Interface dataset entries -

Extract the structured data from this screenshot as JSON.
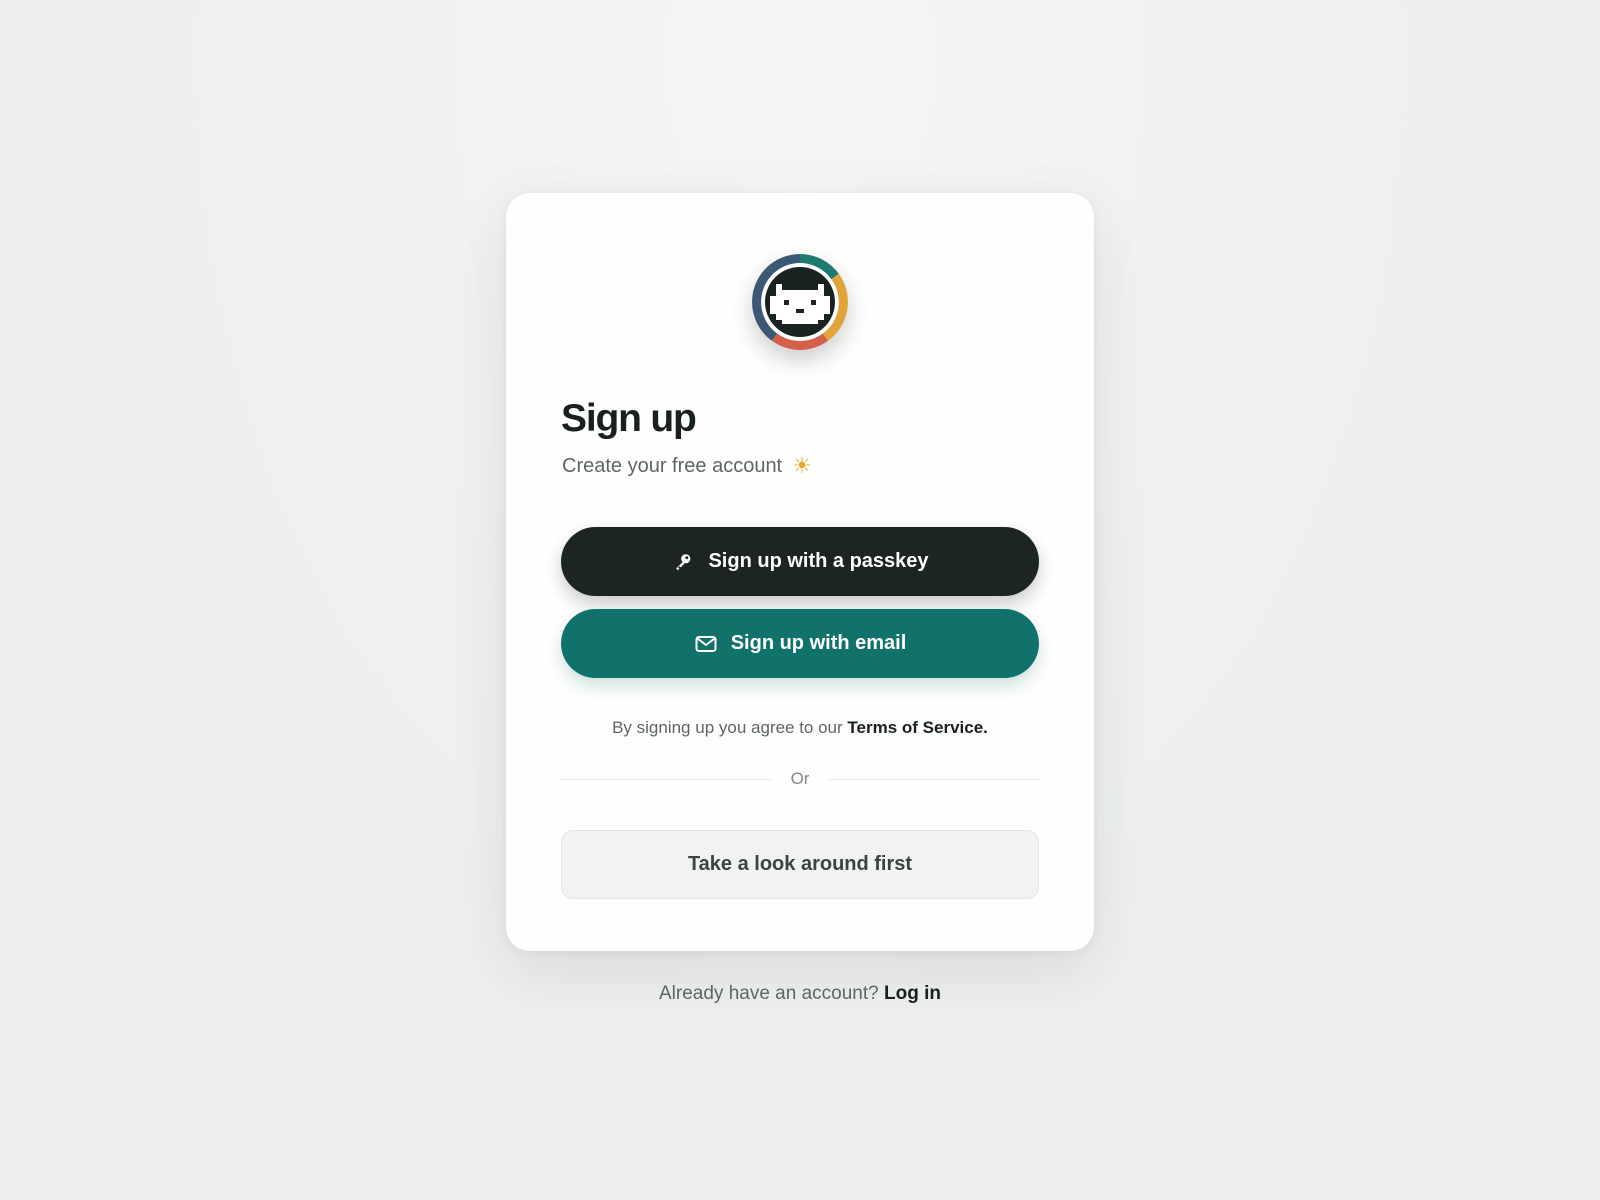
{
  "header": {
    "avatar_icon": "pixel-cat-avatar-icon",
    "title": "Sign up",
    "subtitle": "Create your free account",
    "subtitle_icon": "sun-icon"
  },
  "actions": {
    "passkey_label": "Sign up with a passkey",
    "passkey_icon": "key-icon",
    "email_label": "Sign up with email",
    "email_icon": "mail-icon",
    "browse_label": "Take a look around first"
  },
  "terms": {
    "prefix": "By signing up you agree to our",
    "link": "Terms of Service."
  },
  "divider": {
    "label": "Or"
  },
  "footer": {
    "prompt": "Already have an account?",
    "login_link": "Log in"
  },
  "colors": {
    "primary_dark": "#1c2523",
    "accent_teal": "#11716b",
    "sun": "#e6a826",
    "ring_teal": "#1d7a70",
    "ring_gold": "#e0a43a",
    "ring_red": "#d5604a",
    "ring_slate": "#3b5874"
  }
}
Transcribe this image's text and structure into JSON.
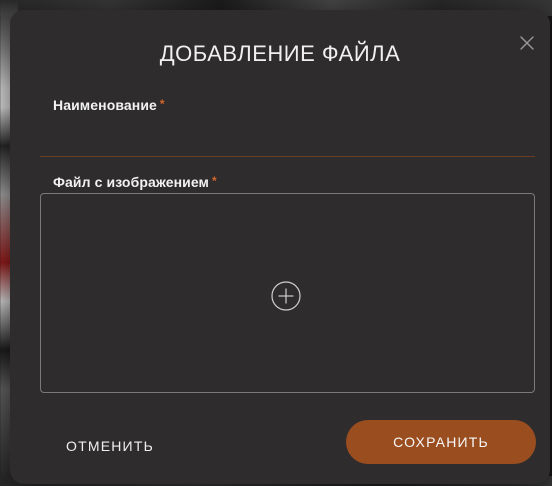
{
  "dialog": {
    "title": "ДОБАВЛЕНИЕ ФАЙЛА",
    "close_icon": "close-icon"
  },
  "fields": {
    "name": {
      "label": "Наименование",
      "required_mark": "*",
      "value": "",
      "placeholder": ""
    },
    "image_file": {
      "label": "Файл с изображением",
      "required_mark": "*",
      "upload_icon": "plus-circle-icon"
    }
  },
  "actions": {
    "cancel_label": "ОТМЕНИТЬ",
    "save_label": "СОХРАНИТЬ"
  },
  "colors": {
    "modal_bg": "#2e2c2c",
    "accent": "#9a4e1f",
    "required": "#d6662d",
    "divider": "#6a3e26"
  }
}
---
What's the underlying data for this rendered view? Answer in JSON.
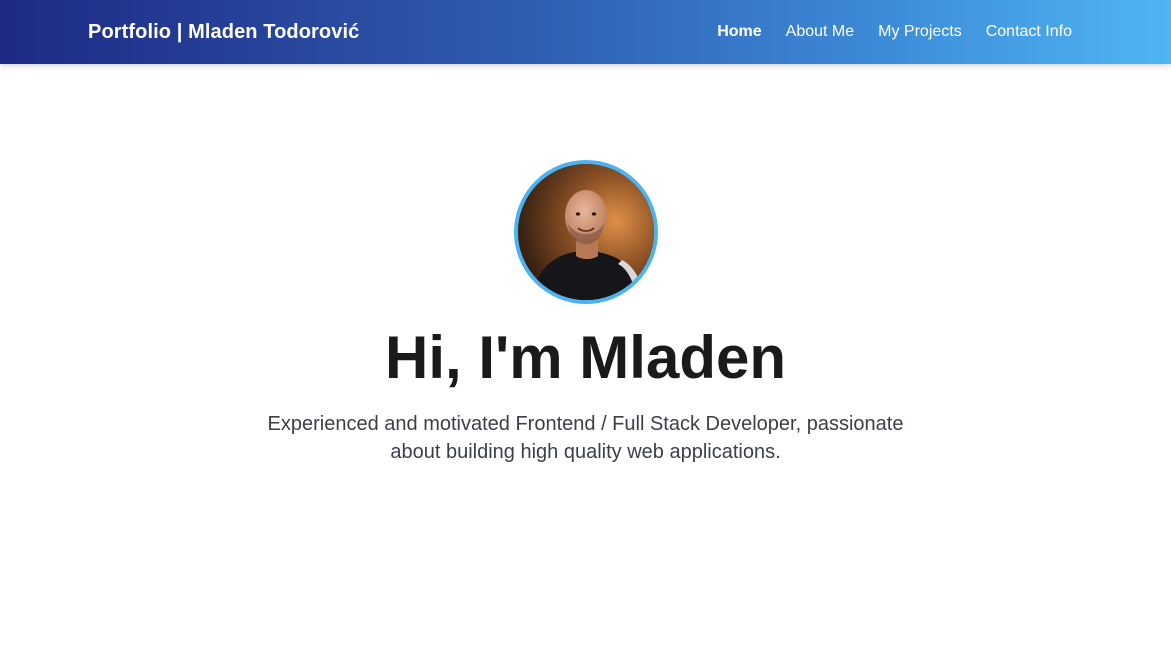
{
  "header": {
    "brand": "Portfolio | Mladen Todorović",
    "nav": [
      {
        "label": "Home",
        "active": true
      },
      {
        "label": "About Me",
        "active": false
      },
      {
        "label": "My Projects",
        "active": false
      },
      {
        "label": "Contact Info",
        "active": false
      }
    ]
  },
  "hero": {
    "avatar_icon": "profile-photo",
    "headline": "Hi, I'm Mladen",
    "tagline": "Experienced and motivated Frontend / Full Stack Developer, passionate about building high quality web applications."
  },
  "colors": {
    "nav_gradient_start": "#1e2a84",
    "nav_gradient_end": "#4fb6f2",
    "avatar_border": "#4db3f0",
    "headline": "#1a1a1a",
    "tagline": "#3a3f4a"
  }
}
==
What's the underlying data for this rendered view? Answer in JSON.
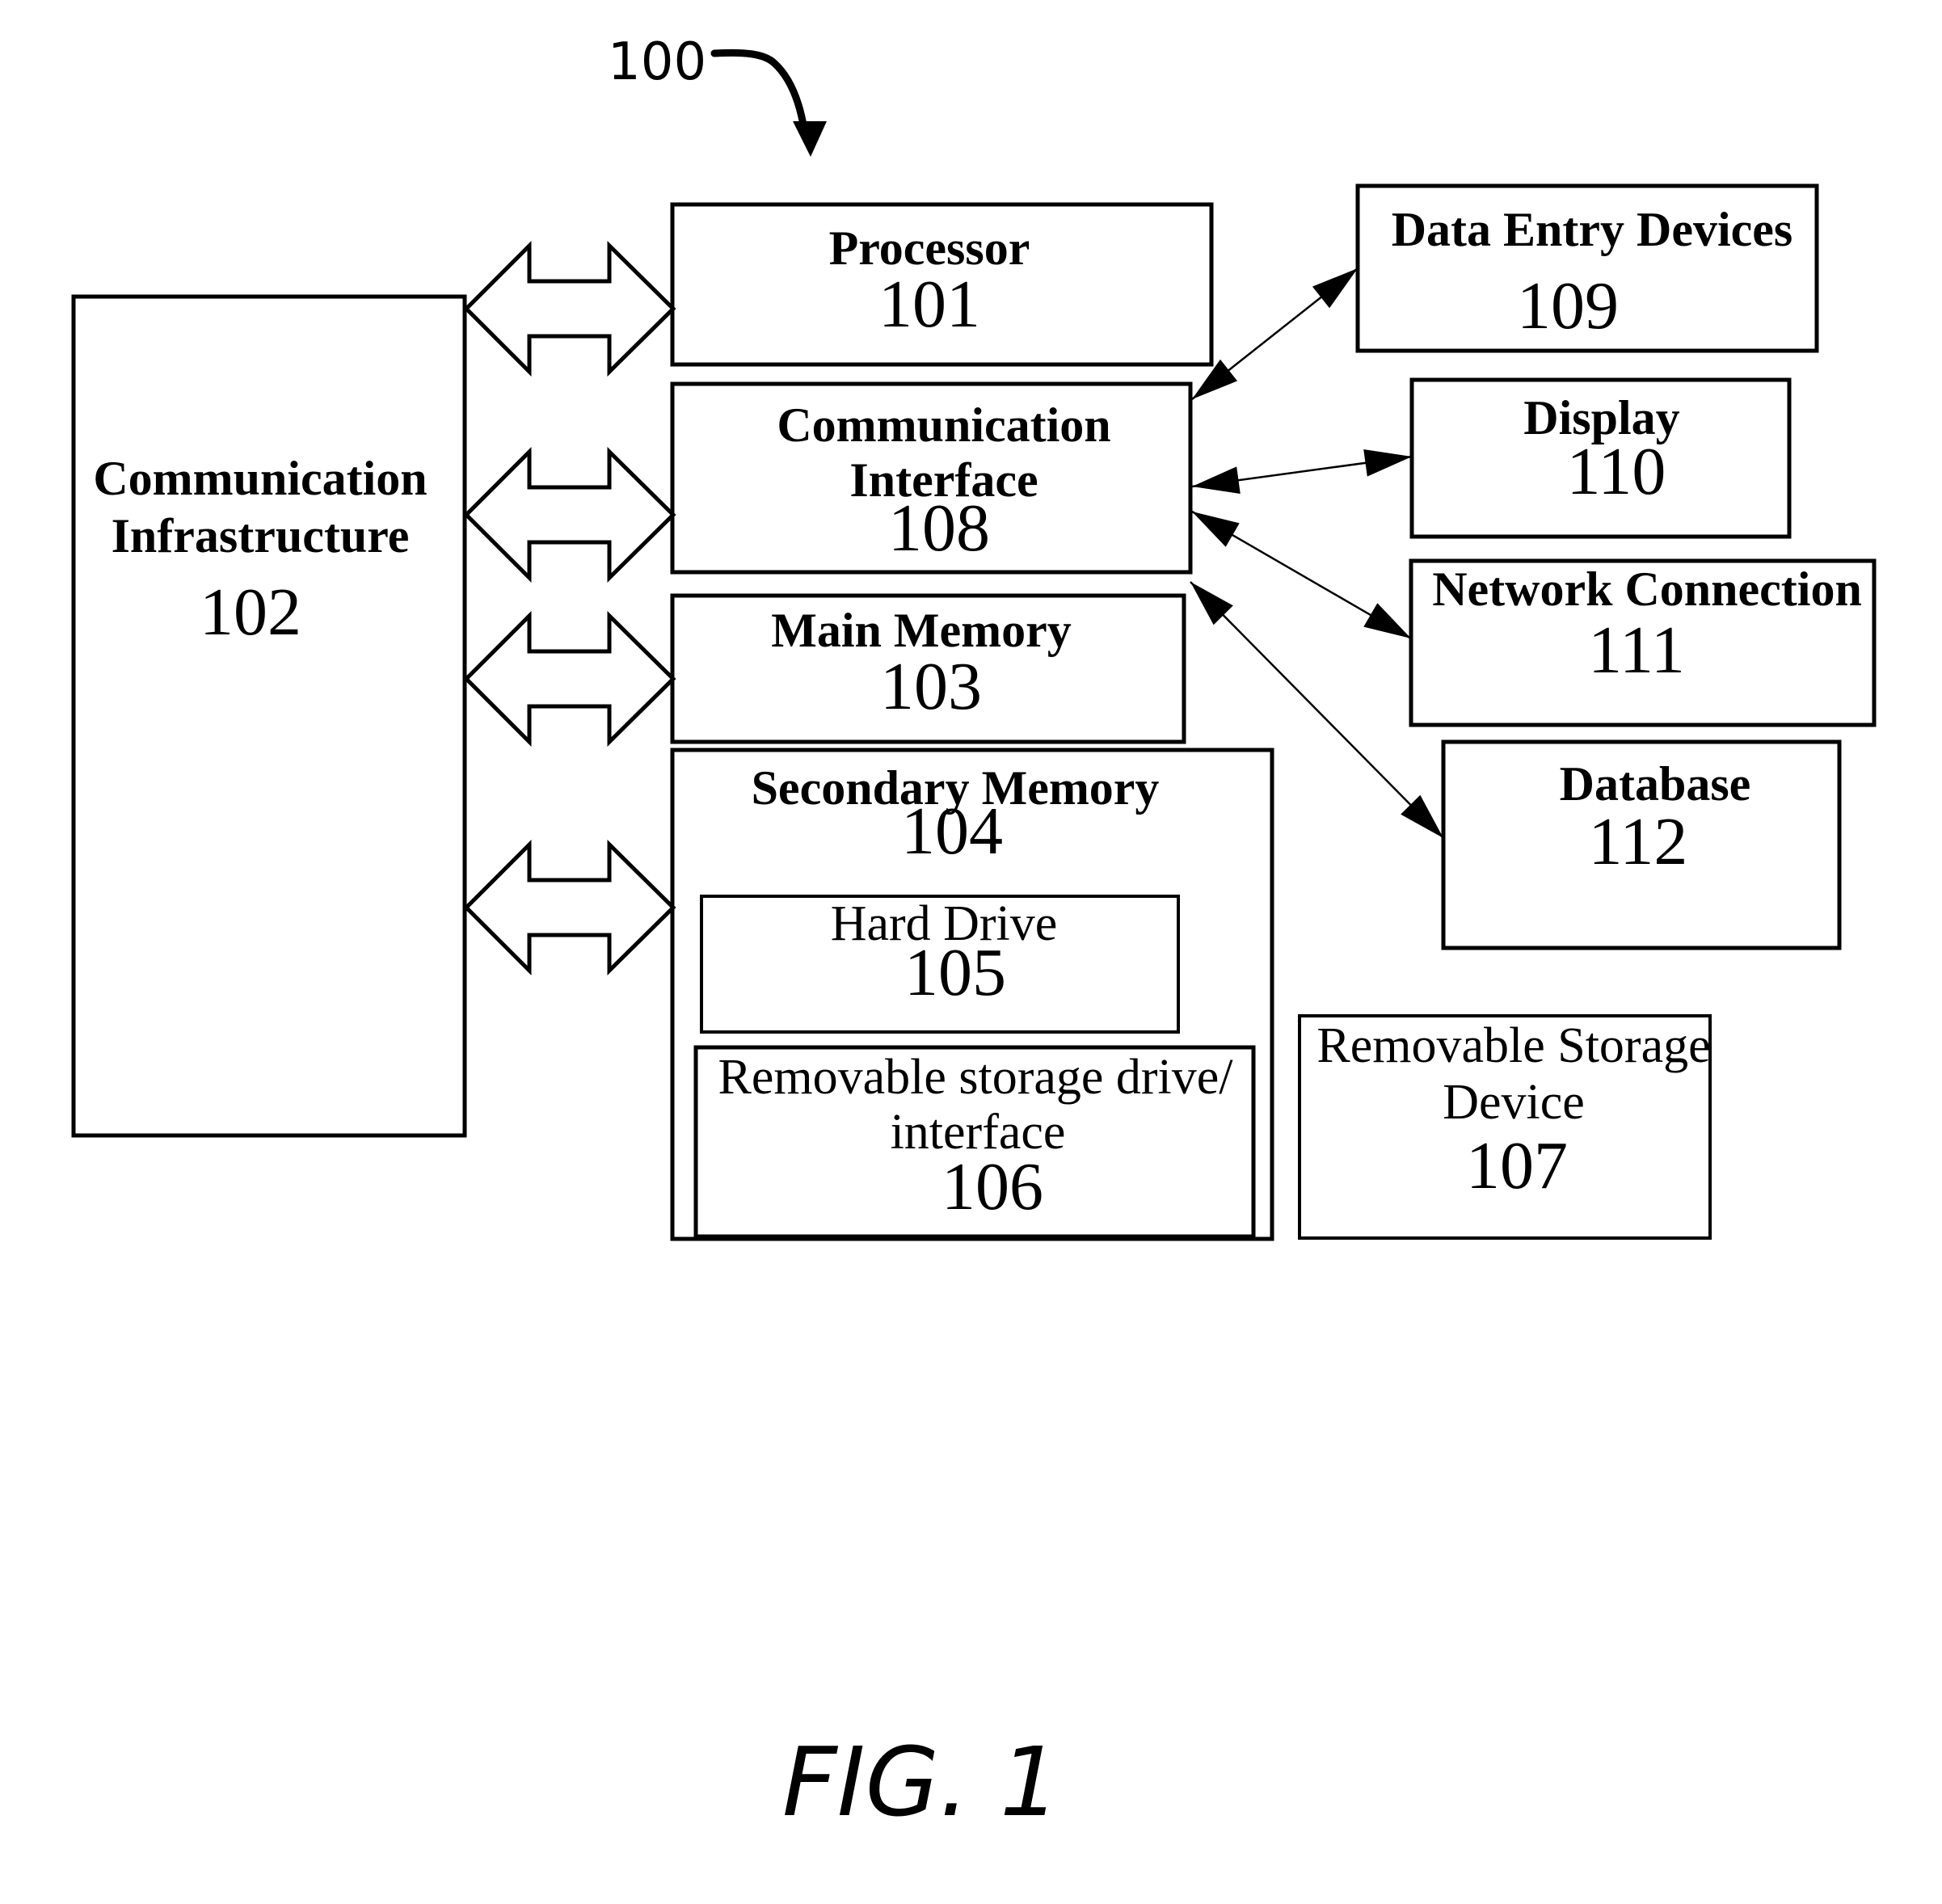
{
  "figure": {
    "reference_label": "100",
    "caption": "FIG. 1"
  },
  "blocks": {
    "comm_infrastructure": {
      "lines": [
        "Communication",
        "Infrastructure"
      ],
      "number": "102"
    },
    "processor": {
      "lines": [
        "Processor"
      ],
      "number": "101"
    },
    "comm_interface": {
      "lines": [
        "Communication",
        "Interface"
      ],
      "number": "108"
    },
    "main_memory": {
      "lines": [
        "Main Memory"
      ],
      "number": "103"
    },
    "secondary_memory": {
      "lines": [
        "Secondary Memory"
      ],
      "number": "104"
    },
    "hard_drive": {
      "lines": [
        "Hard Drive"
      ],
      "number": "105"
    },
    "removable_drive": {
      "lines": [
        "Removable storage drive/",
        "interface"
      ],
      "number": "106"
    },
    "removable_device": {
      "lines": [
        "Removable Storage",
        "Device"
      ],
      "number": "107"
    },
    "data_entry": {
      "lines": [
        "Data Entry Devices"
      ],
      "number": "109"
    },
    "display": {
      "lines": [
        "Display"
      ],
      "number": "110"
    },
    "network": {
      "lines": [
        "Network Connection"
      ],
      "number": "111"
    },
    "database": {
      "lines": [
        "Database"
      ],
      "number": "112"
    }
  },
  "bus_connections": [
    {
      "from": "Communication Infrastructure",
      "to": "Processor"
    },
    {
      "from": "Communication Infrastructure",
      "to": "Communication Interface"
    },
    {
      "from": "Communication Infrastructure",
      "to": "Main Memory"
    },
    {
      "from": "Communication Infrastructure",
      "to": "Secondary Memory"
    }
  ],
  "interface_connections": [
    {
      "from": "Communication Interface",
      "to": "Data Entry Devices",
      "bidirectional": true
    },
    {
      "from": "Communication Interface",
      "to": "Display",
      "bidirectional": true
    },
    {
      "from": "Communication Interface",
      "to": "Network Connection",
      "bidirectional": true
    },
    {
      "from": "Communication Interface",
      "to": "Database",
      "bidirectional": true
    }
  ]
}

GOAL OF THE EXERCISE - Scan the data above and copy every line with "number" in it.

TASK ANSWER -
      "number": "102"
      "number": "101"
      "number": "108"
      "number": "103"
      "number": "104"
      "number": "105"
      "number": "106"
      "number": "107"
      "number": "109"
      "number": "110"
      "number": "111"
      "number": "112"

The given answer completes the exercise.